[Opening Dataset records section]

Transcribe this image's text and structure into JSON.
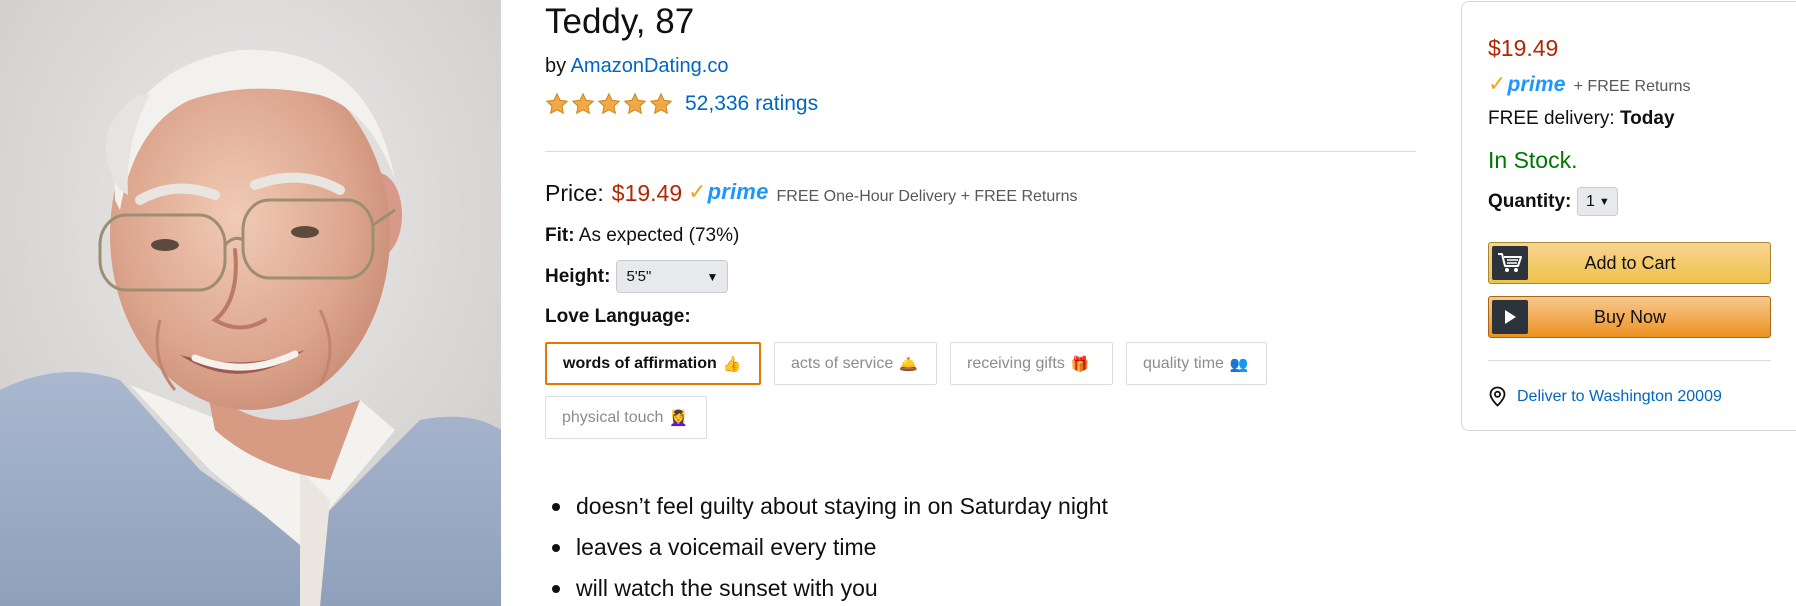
{
  "product": {
    "title": "Teddy, 87",
    "by_prefix": "by",
    "brand": "AmazonDating.co",
    "rating_count": "52,336 ratings",
    "stars": 5,
    "price_label": "Price:",
    "price": "$19.49",
    "prime_logo": "prime",
    "delivery_note": "FREE One-Hour Delivery + FREE Returns",
    "fit_label": "Fit:",
    "fit_value": "As expected (73%)",
    "height_label": "Height:",
    "height_value": "5'5\"",
    "love_language_label": "Love Language:",
    "love_languages": [
      {
        "label": "words of affirmation",
        "emoji": "👍",
        "selected": true
      },
      {
        "label": "acts of service",
        "emoji": "🛎️",
        "selected": false
      },
      {
        "label": "receiving gifts",
        "emoji": "🎁",
        "selected": false
      },
      {
        "label": "quality time",
        "emoji": "👥",
        "selected": false
      },
      {
        "label": "physical touch",
        "emoji": "💆‍♀️",
        "selected": false
      }
    ],
    "bullets": [
      "doesn’t feel guilty about staying in on Saturday night",
      "leaves a voicemail every time",
      "will watch the sunset with you"
    ]
  },
  "buybox": {
    "price": "$19.49",
    "prime_logo": "prime",
    "returns": "+ FREE Returns",
    "delivery_prefix": "FREE delivery:",
    "delivery_day": "Today",
    "stock": "In Stock.",
    "quantity_label": "Quantity:",
    "quantity_value": "1",
    "add_to_cart": "Add to Cart",
    "buy_now": "Buy Now",
    "deliver_to": "Deliver to Washington 20009"
  },
  "colors": {
    "price_red": "#b12704",
    "link_blue": "#0066c0",
    "stock_green": "#007600",
    "prime_blue": "#1a98ff",
    "prime_check": "#f0a51f",
    "selected_border": "#e77600",
    "star_gold": "#f3a847"
  },
  "icons": {
    "star": "star-icon",
    "prime_check": "check-icon",
    "cart": "cart-icon",
    "play": "play-icon",
    "location": "location-pin-icon",
    "caret": "caret-down-icon"
  }
}
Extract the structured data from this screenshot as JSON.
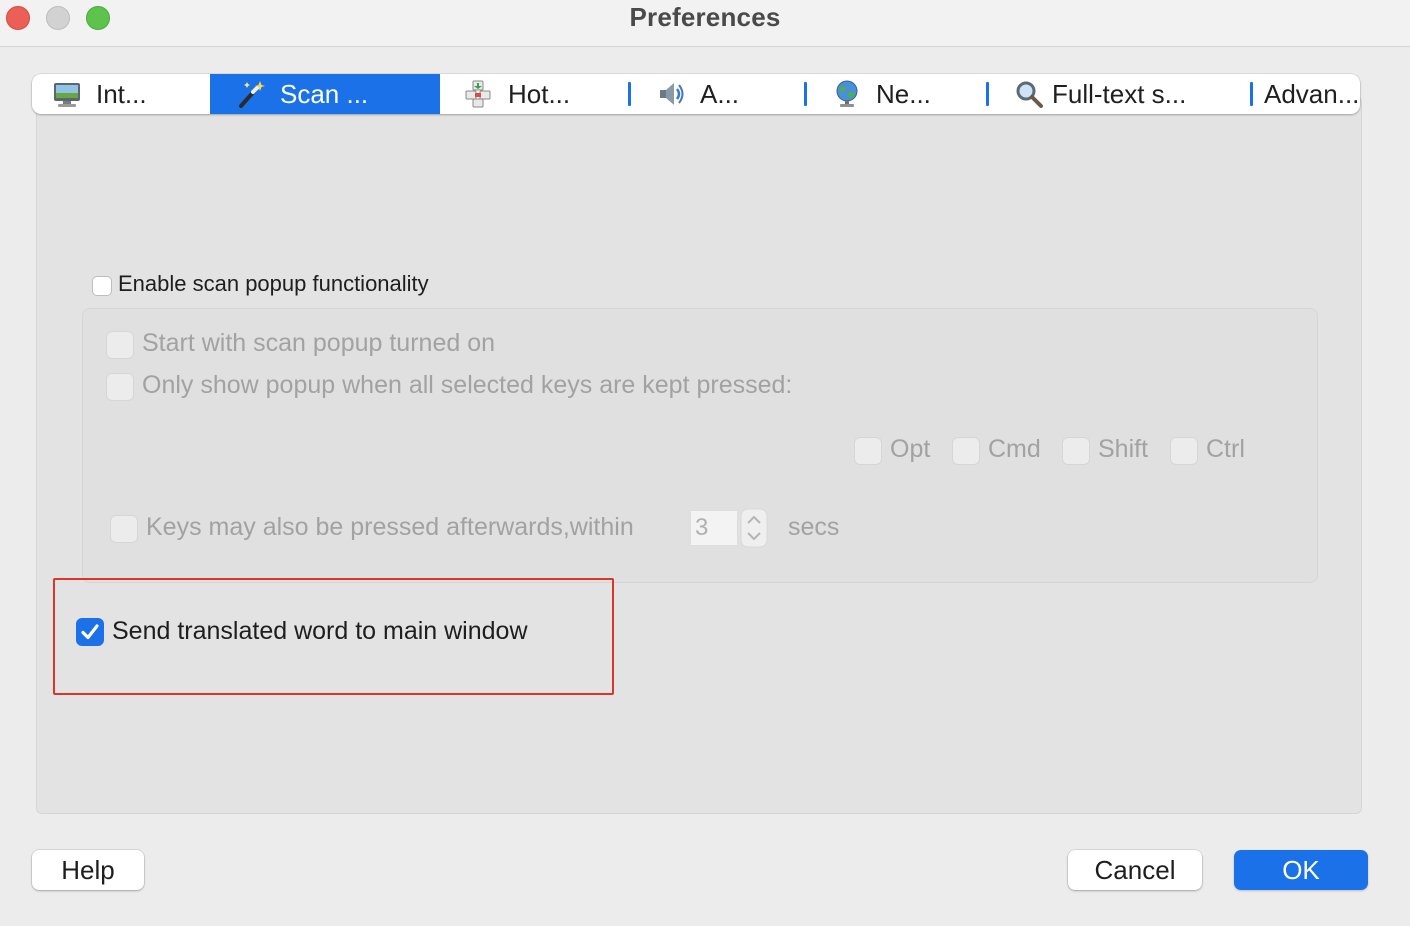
{
  "window": {
    "title": "Preferences"
  },
  "tabs": [
    {
      "label": "Int...",
      "icon": "monitor-icon",
      "active": false
    },
    {
      "label": "Scan ...",
      "icon": "magic-wand-icon",
      "active": true
    },
    {
      "label": "Hot...",
      "icon": "hotkeys-icon",
      "active": false
    },
    {
      "label": "A...",
      "icon": "speaker-icon",
      "active": false
    },
    {
      "label": "Ne...",
      "icon": "globe-icon",
      "active": false
    },
    {
      "label": "Full-text s...",
      "icon": "magnifier-icon",
      "active": false
    },
    {
      "label": "Advan...",
      "icon": "",
      "active": false
    }
  ],
  "scan": {
    "enable_label": "Enable scan popup functionality",
    "enable_checked": false,
    "start_on_label": "Start with scan popup turned on",
    "only_show_label": "Only show popup when all selected keys are kept pressed:",
    "keys": [
      "Opt",
      "Cmd",
      "Shift",
      "Ctrl"
    ],
    "afterwards_label": "Keys may also be pressed afterwards,within",
    "afterwards_value": "3",
    "afterwards_unit": "secs",
    "send_label": "Send translated word to main window",
    "send_checked": true
  },
  "buttons": {
    "help": "Help",
    "cancel": "Cancel",
    "ok": "OK"
  },
  "colors": {
    "accent": "#1b72e8",
    "highlight": "#d9362b"
  }
}
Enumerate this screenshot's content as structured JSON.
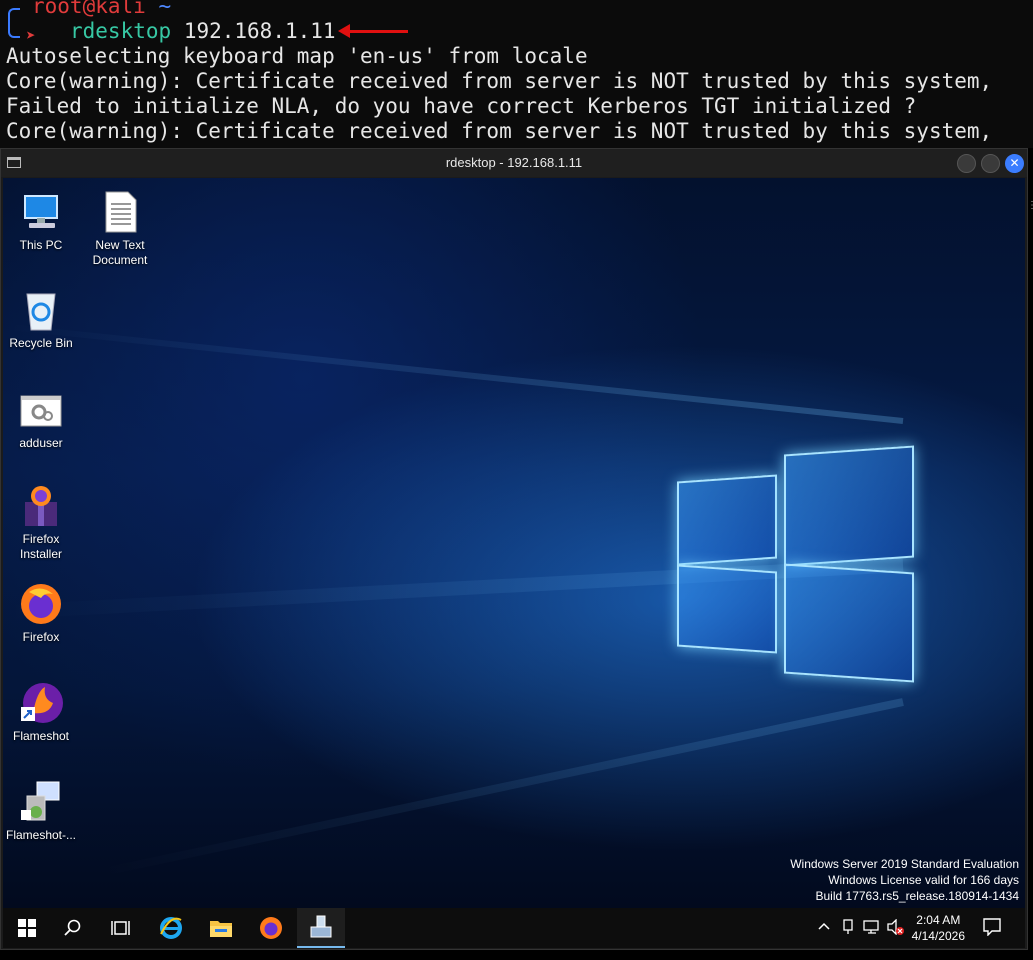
{
  "terminal": {
    "prompt_user": "root",
    "prompt_at": "@",
    "prompt_host": "kali",
    "prompt_dir": "~",
    "command": "rdesktop",
    "command_arg": "192.168.1.11",
    "lines": [
      "Autoselecting keyboard map 'en-us' from locale",
      "Core(warning): Certificate received from server is NOT trusted by this system,",
      "Failed to initialize NLA, do you have correct Kerberos TGT initialized ?",
      "Core(warning): Certificate received from server is NOT trusted by this system,"
    ]
  },
  "window": {
    "title": "rdesktop - 192.168.1.11",
    "close_glyph": "✕"
  },
  "desktop": {
    "icons": [
      {
        "label": "This PC",
        "icon": "computer-icon"
      },
      {
        "label": "New Text Document",
        "icon": "text-document-icon"
      },
      {
        "label": "Recycle Bin",
        "icon": "recycle-bin-icon"
      },
      {
        "label": "adduser",
        "icon": "settings-file-icon"
      },
      {
        "label": "Firefox Installer",
        "icon": "installer-icon"
      },
      {
        "label": "Firefox",
        "icon": "firefox-icon"
      },
      {
        "label": "Flameshot",
        "icon": "flameshot-icon"
      },
      {
        "label": "Flameshot-...",
        "icon": "setup-icon"
      }
    ],
    "watermark": {
      "line1": "Windows Server 2019 Standard Evaluation",
      "line2": "Windows License valid for 166 days",
      "line3": "Build 17763.rs5_release.180914-1434"
    }
  },
  "taskbar": {
    "items": [
      "start-icon",
      "search-icon",
      "task-view-icon",
      "internet-explorer-icon",
      "file-explorer-icon",
      "firefox-icon",
      "rdp-app-icon"
    ],
    "time": "2:04 AM",
    "date": "4/14/2026",
    "tray": [
      "chevron-up-icon",
      "usb-icon",
      "network-icon",
      "speaker-muted-icon",
      "notification-icon"
    ]
  },
  "colors": {
    "accent": "#3b7dff",
    "prompt_red": "#e03b3b",
    "command_green": "#37c8a4"
  }
}
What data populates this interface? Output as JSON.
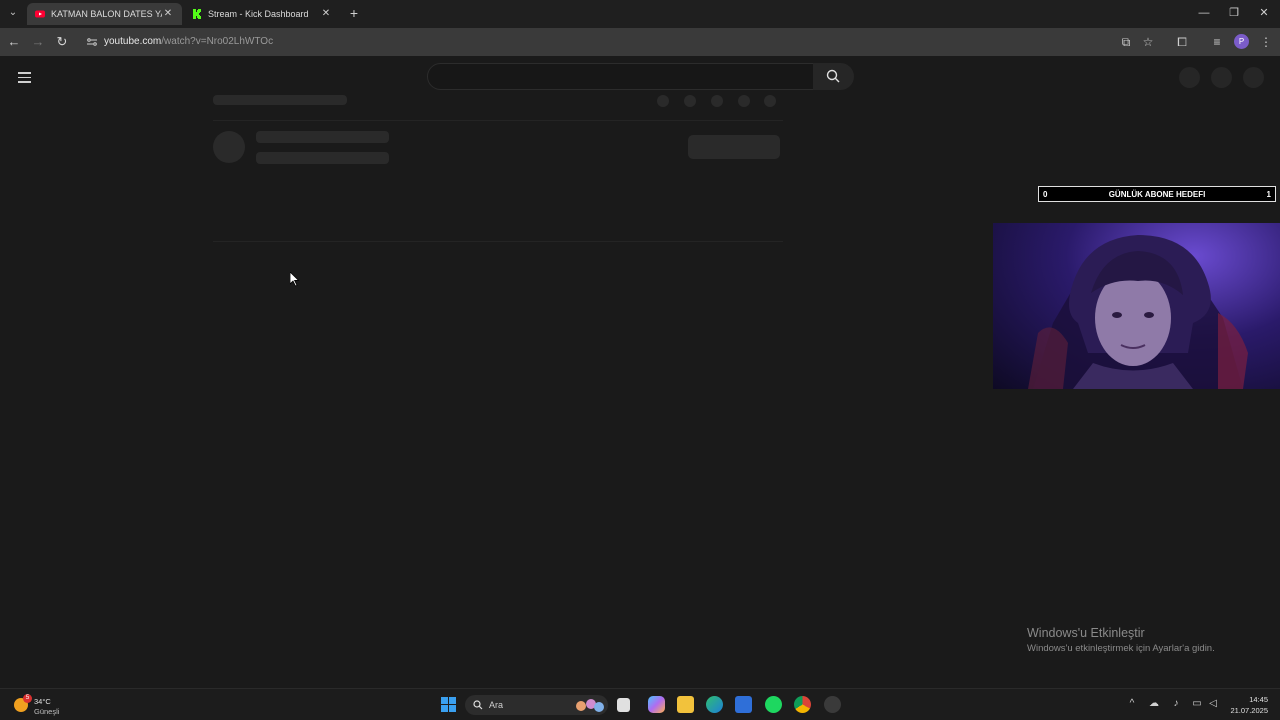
{
  "browser": {
    "tabs": [
      {
        "title": "KATMAN BALON DATES YARIŞMA",
        "close": "✕",
        "favicon": "youtube-icon",
        "color": "#ff0033"
      },
      {
        "title": "Stream - Kick Dashboard",
        "close": "✕",
        "favicon": "kick-icon",
        "color": "#53fc18"
      }
    ],
    "new_tab": "+",
    "window_controls": {
      "minimize": "—",
      "maximize": "❐",
      "close": "✕"
    },
    "url_host": "youtube.com",
    "url_path": "/watch?v=Nro02LhWTOc",
    "profile_initial": "P"
  },
  "overlay": {
    "goal": {
      "min": "0",
      "label": "GÜNLÜK ABONE HEDEFI",
      "max": "1",
      "progress": 0
    }
  },
  "activation": {
    "title": "Windows'u Etkinleştir",
    "subtitle": "Windows'u etkinleştirmek için Ayarlar'a gidin."
  },
  "taskbar": {
    "weather": {
      "badge": "5",
      "temp": "34°C",
      "condition": "Güneşli"
    },
    "search_placeholder": "Ara",
    "time": "14:45",
    "date": "21.07.2025"
  },
  "colors": {
    "page_bg": "#1a1a1a",
    "skeleton": "#2a2a2a",
    "accent": "#7b5cc9"
  }
}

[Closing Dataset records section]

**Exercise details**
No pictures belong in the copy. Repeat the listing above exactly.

**Task solution**
Transcribe this image's text and structure into JSON.
{
  "product": {
    "title": "Teddy, 87",
    "by_prefix": "by",
    "brand": "AmazonDating.co",
    "rating_count": "52,336 ratings",
    "stars": 5,
    "price_label": "Price:",
    "price": "$19.49",
    "prime_logo": "prime",
    "delivery_note": "FREE One-Hour Delivery + FREE Returns",
    "fit_label": "Fit:",
    "fit_value": "As expected (73%)",
    "height_label": "Height:",
    "height_value": "5'5\"",
    "love_language_label": "Love Language:",
    "love_languages": [
      {
        "label": "words of affirmation",
        "emoji": "👍",
        "selected": true
      },
      {
        "label": "acts of service",
        "emoji": "🛎️",
        "selected": false
      },
      {
        "label": "receiving gifts",
        "emoji": "🎁",
        "selected": false
      },
      {
        "label": "quality time",
        "emoji": "👥",
        "selected": false
      },
      {
        "label": "physical touch",
        "emoji": "💆‍♀️",
        "selected": false
      }
    ],
    "bullets": [
      "doesn’t feel guilty about staying in on Saturday night",
      "leaves a voicemail every time",
      "will watch the sunset with you"
    ]
  },
  "buybox": {
    "price": "$19.49",
    "prime_logo": "prime",
    "returns": "+ FREE Returns",
    "delivery_prefix": "FREE delivery:",
    "delivery_day": "Today",
    "stock": "In Stock.",
    "quantity_label": "Quantity:",
    "quantity_value": "1",
    "add_to_cart": "Add to Cart",
    "buy_now": "Buy Now",
    "deliver_to": "Deliver to Washington 20009"
  },
  "colors": {
    "price_red": "#b12704",
    "link_blue": "#0066c0",
    "stock_green": "#007600",
    "prime_blue": "#1a98ff",
    "prime_check": "#f0a51f",
    "selected_border": "#e77600",
    "star_gold": "#f3a847"
  },
  "icons": {
    "star": "star-icon",
    "prime_check": "check-icon",
    "cart": "cart-icon",
    "play": "play-icon",
    "location": "location-pin-icon",
    "caret": "caret-down-icon"
  }
}
Extract the structured data from this screenshot as JSON.
{
  "window": {
    "title": "Preferences"
  },
  "tabs": [
    {
      "label": "Int...",
      "icon": "monitor-icon",
      "active": false
    },
    {
      "label": "Scan ...",
      "icon": "magic-wand-icon",
      "active": true
    },
    {
      "label": "Hot...",
      "icon": "hotkeys-icon",
      "active": false
    },
    {
      "label": "A...",
      "icon": "speaker-icon",
      "active": false
    },
    {
      "label": "Ne...",
      "icon": "globe-icon",
      "active": false
    },
    {
      "label": "Full-text s...",
      "icon": "magnifier-icon",
      "active": false
    },
    {
      "label": "Advan...",
      "icon": "",
      "active": false
    }
  ],
  "scan": {
    "enable_label": "Enable scan popup functionality",
    "enable_checked": false,
    "start_on_label": "Start with scan popup turned on",
    "only_show_label": "Only show popup when all selected keys are kept pressed:",
    "keys": [
      "Opt",
      "Cmd",
      "Shift",
      "Ctrl"
    ],
    "afterwards_label": "Keys may also be pressed afterwards,within",
    "afterwards_value": "3",
    "afterwards_unit": "secs",
    "send_label": "Send translated word to main window",
    "send_checked": true
  },
  "buttons": {
    "help": "Help",
    "cancel": "Cancel",
    "ok": "OK"
  },
  "colors": {
    "accent": "#1b72e8",
    "highlight": "#d9362b"
  }
}
Enumerate this screenshot's content as structured JSON.
{
  "terminal": {
    "prompt_user": "root",
    "prompt_at": "@",
    "prompt_host": "kali",
    "prompt_dir": "~",
    "command": "rdesktop",
    "command_arg": "192.168.1.11",
    "lines": [
      "Autoselecting keyboard map 'en-us' from locale",
      "Core(warning): Certificate received from server is NOT trusted by this system,",
      "Failed to initialize NLA, do you have correct Kerberos TGT initialized ?",
      "Core(warning): Certificate received from server is NOT trusted by this system,"
    ]
  },
  "window": {
    "title": "rdesktop - 192.168.1.11",
    "close_glyph": "✕"
  },
  "desktop": {
    "icons": [
      {
        "label": "This PC",
        "icon": "computer-icon"
      },
      {
        "label": "New Text Document",
        "icon": "text-document-icon"
      },
      {
        "label": "Recycle Bin",
        "icon": "recycle-bin-icon"
      },
      {
        "label": "adduser",
        "icon": "settings-file-icon"
      },
      {
        "label": "Firefox Installer",
        "icon": "installer-icon"
      },
      {
        "label": "Firefox",
        "icon": "firefox-icon"
      },
      {
        "label": "Flameshot",
        "icon": "flameshot-icon"
      },
      {
        "label": "Flameshot-...",
        "icon": "setup-icon"
      }
    ],
    "watermark": {
      "line1": "Windows Server 2019 Standard Evaluation",
      "line2": "Windows License valid for 166 days",
      "line3": "Build 17763.rs5_release.180914-1434"
    }
  },
  "taskbar": {
    "items": [
      "start-icon",
      "search-icon",
      "task-view-icon",
      "internet-explorer-icon",
      "file-explorer-icon",
      "firefox-icon",
      "rdp-app-icon"
    ],
    "time": "2:04 AM",
    "date": "4/14/2026",
    "tray": [
      "chevron-up-icon",
      "usb-icon",
      "network-icon",
      "speaker-muted-icon",
      "notification-icon"
    ]
  },
  "colors": {
    "accent": "#3b7dff",
    "prompt_red": "#e03b3b",
    "command_green": "#37c8a4"
  }
}
What data populates this interface? Output as JSON.
{
  "browser": {
    "tabs": [
      {
        "title": "KATMAN BALON DATES YARIŞMA",
        "close": "✕",
        "favicon": "youtube-icon",
        "color": "#ff0033"
      },
      {
        "title": "Stream - Kick Dashboard",
        "close": "✕",
        "favicon": "kick-icon",
        "color": "#53fc18"
      }
    ],
    "new_tab": "+",
    "window_controls": {
      "minimize": "—",
      "maximize": "❐",
      "close": "✕"
    },
    "url_host": "youtube.com",
    "url_path": "/watch?v=Nro02LhWTOc",
    "profile_initial": "P"
  },
  "overlay": {
    "goal": {
      "min": "0",
      "label": "GÜNLÜK ABONE HEDEFI",
      "max": "1",
      "progress": 0
    }
  },
  "activation": {
    "title": "Windows'u Etkinleştir",
    "subtitle": "Windows'u etkinleştirmek için Ayarlar'a gidin."
  },
  "taskbar": {
    "weather": {
      "badge": "5",
      "temp": "34°C",
      "condition": "Güneşli"
    },
    "search_placeholder": "Ara",
    "time": "14:45",
    "date": "21.07.2025"
  },
  "colors": {
    "page_bg": "#1a1a1a",
    "skeleton": "#2a2a2a",
    "accent": "#7b5cc9"
  }
}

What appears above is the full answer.